GOAL OF THE EXERCISE
Exact copies of all entries are expected.

Entries from a dataset of interfaces
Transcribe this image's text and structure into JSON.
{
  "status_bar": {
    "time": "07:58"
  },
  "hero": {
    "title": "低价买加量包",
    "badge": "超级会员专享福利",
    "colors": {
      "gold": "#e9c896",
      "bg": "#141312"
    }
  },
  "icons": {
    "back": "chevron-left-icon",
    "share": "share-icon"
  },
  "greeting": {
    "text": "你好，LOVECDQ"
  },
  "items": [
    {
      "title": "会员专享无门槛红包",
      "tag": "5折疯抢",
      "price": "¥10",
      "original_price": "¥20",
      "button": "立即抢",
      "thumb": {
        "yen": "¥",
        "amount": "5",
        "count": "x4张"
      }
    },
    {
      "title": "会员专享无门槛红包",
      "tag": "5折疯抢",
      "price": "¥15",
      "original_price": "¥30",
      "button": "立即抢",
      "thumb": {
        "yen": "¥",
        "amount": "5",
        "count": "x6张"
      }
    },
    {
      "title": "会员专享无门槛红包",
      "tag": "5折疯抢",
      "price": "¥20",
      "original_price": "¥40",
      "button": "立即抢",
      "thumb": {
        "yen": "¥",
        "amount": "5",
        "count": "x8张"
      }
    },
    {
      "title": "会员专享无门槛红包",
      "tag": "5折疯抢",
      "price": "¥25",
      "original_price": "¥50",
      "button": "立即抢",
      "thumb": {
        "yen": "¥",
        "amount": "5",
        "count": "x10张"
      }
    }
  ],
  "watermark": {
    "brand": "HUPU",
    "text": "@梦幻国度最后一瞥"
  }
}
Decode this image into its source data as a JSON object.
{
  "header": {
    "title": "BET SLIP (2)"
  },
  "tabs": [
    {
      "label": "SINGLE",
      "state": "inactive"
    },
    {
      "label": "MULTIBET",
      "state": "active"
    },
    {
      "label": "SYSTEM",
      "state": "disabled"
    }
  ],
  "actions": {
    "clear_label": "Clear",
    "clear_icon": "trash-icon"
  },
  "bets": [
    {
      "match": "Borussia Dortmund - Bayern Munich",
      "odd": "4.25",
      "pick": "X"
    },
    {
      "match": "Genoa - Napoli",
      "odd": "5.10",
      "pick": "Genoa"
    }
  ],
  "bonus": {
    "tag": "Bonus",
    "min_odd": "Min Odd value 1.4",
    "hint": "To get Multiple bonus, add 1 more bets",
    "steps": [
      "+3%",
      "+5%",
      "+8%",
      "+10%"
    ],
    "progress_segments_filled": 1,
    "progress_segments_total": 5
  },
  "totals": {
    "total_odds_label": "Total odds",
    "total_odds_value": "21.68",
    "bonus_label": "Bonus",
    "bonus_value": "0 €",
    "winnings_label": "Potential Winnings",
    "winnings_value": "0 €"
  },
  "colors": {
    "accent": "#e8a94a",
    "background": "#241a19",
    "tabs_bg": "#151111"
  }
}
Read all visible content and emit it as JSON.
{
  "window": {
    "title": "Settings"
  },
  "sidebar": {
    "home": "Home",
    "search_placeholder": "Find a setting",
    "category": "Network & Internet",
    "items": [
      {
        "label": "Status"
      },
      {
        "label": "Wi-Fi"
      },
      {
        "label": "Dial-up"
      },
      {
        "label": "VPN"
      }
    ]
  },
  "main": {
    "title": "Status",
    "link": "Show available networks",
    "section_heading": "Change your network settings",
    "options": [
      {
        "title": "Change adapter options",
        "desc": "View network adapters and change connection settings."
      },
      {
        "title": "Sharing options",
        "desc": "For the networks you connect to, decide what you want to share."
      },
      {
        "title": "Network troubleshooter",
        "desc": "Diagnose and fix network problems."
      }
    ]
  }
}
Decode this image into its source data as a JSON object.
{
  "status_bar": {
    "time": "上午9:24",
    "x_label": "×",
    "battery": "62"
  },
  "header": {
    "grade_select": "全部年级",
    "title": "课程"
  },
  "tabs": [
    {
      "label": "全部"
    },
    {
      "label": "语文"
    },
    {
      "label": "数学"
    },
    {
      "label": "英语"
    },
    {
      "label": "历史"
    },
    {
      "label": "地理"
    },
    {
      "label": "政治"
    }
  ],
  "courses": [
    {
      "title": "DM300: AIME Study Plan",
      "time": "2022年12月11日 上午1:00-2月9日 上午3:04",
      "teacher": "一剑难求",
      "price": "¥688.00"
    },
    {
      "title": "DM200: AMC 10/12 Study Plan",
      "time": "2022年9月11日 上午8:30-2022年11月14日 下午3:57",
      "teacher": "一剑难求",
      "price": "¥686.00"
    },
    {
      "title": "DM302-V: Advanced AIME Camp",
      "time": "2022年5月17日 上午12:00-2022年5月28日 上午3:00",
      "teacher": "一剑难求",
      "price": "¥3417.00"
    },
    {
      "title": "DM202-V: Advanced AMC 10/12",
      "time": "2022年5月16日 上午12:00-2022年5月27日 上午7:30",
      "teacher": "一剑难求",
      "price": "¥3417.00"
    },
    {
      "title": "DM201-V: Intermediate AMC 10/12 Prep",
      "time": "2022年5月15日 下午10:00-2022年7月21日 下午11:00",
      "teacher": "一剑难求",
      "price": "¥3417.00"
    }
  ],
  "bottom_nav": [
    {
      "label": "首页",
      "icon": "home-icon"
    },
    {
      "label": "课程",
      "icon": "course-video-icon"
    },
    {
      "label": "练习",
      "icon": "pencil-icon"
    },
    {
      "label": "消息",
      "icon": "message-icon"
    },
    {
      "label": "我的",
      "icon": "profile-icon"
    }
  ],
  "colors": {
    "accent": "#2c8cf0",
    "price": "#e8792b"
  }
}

EXERCISE ANSWER
Transcribe this image's text and structure into JSON.
{
  "status_bar": {
    "time": "07:58"
  },
  "hero": {
    "title": "低价买加量包",
    "badge": "超级会员专享福利",
    "colors": {
      "gold": "#e9c896",
      "bg": "#141312"
    }
  },
  "icons": {
    "back": "chevron-left-icon",
    "share": "share-icon"
  },
  "greeting": {
    "text": "你好，LOVECDQ"
  },
  "items": [
    {
      "title": "会员专享无门槛红包",
      "tag": "5折疯抢",
      "price": "¥10",
      "original_price": "¥20",
      "button": "立即抢",
      "thumb": {
        "yen": "¥",
        "amount": "5",
        "count": "x4张"
      }
    },
    {
      "title": "会员专享无门槛红包",
      "tag": "5折疯抢",
      "price": "¥15",
      "original_price": "¥30",
      "button": "立即抢",
      "thumb": {
        "yen": "¥",
        "amount": "5",
        "count": "x6张"
      }
    },
    {
      "title": "会员专享无门槛红包",
      "tag": "5折疯抢",
      "price": "¥20",
      "original_price": "¥40",
      "button": "立即抢",
      "thumb": {
        "yen": "¥",
        "amount": "5",
        "count": "x8张"
      }
    },
    {
      "title": "会员专享无门槛红包",
      "tag": "5折疯抢",
      "price": "¥25",
      "original_price": "¥50",
      "button": "立即抢",
      "thumb": {
        "yen": "¥",
        "amount": "5",
        "count": "x10张"
      }
    }
  ],
  "watermark": {
    "brand": "HUPU",
    "text": "@梦幻国度最后一瞥"
  }
}
Decode this image into its source data as a JSON object.
{
  "header": {
    "title": "BET SLIP (2)"
  },
  "tabs": [
    {
      "label": "SINGLE",
      "state": "inactive"
    },
    {
      "label": "MULTIBET",
      "state": "active"
    },
    {
      "label": "SYSTEM",
      "state": "disabled"
    }
  ],
  "actions": {
    "clear_label": "Clear",
    "clear_icon": "trash-icon"
  },
  "bets": [
    {
      "match": "Borussia Dortmund - Bayern Munich",
      "odd": "4.25",
      "pick": "X"
    },
    {
      "match": "Genoa - Napoli",
      "odd": "5.10",
      "pick": "Genoa"
    }
  ],
  "bonus": {
    "tag": "Bonus",
    "min_odd": "Min Odd value 1.4",
    "hint": "To get Multiple bonus, add 1 more bets",
    "steps": [
      "+3%",
      "+5%",
      "+8%",
      "+10%"
    ],
    "progress_segments_filled": 1,
    "progress_segments_total": 5
  },
  "totals": {
    "total_odds_label": "Total odds",
    "total_odds_value": "21.68",
    "bonus_label": "Bonus",
    "bonus_value": "0 €",
    "winnings_label": "Potential Winnings",
    "winnings_value": "0 €"
  },
  "colors": {
    "accent": "#e8a94a",
    "background": "#241a19",
    "tabs_bg": "#151111"
  }
}
Read all visible content and emit it as JSON.
{
  "window": {
    "title": "Settings"
  },
  "sidebar": {
    "home": "Home",
    "search_placeholder": "Find a setting",
    "category": "Network & Internet",
    "items": [
      {
        "label": "Status"
      },
      {
        "label": "Wi-Fi"
      },
      {
        "label": "Dial-up"
      },
      {
        "label": "VPN"
      }
    ]
  },
  "main": {
    "title": "Status",
    "link": "Show available networks",
    "section_heading": "Change your network settings",
    "options": [
      {
        "title": "Change adapter options",
        "desc": "View network adapters and change connection settings."
      },
      {
        "title": "Sharing options",
        "desc": "For the networks you connect to, decide what you want to share."
      },
      {
        "title": "Network troubleshooter",
        "desc": "Diagnose and fix network problems."
      }
    ]
  }
}
Decode this image into its source data as a JSON object.
{
  "status_bar": {
    "time": "上午9:24",
    "x_label": "×",
    "battery": "62"
  },
  "header": {
    "grade_select": "全部年级",
    "title": "课程"
  },
  "tabs": [
    {
      "label": "全部"
    },
    {
      "label": "语文"
    },
    {
      "label": "数学"
    },
    {
      "label": "英语"
    },
    {
      "label": "历史"
    },
    {
      "label": "地理"
    },
    {
      "label": "政治"
    }
  ],
  "courses": [
    {
      "title": "DM300: AIME Study Plan",
      "time": "2022年12月11日 上午1:00-2月9日 上午3:04",
      "teacher": "一剑难求",
      "price": "¥688.00"
    },
    {
      "title": "DM200: AMC 10/12 Study Plan",
      "time": "2022年9月11日 上午8:30-2022年11月14日 下午3:57",
      "teacher": "一剑难求",
      "price": "¥686.00"
    },
    {
      "title": "DM302-V: Advanced AIME Camp",
      "time": "2022年5月17日 上午12:00-2022年5月28日 上午3:00",
      "teacher": "一剑难求",
      "price": "¥3417.00"
    },
    {
      "title": "DM202-V: Advanced AMC 10/12",
      "time": "2022年5月16日 上午12:00-2022年5月27日 上午7:30",
      "teacher": "一剑难求",
      "price": "¥3417.00"
    },
    {
      "title": "DM201-V: Intermediate AMC 10/12 Prep",
      "time": "2022年5月15日 下午10:00-2022年7月21日 下午11:00",
      "teacher": "一剑难求",
      "price": "¥3417.00"
    }
  ],
  "bottom_nav": [
    {
      "label": "首页",
      "icon": "home-icon"
    },
    {
      "label": "课程",
      "icon": "course-video-icon"
    },
    {
      "label": "练习",
      "icon": "pencil-icon"
    },
    {
      "label": "消息",
      "icon": "message-icon"
    },
    {
      "label": "我的",
      "icon": "profile-icon"
    }
  ],
  "colors": {
    "accent": "#2c8cf0",
    "price": "#e8792b"
  }
}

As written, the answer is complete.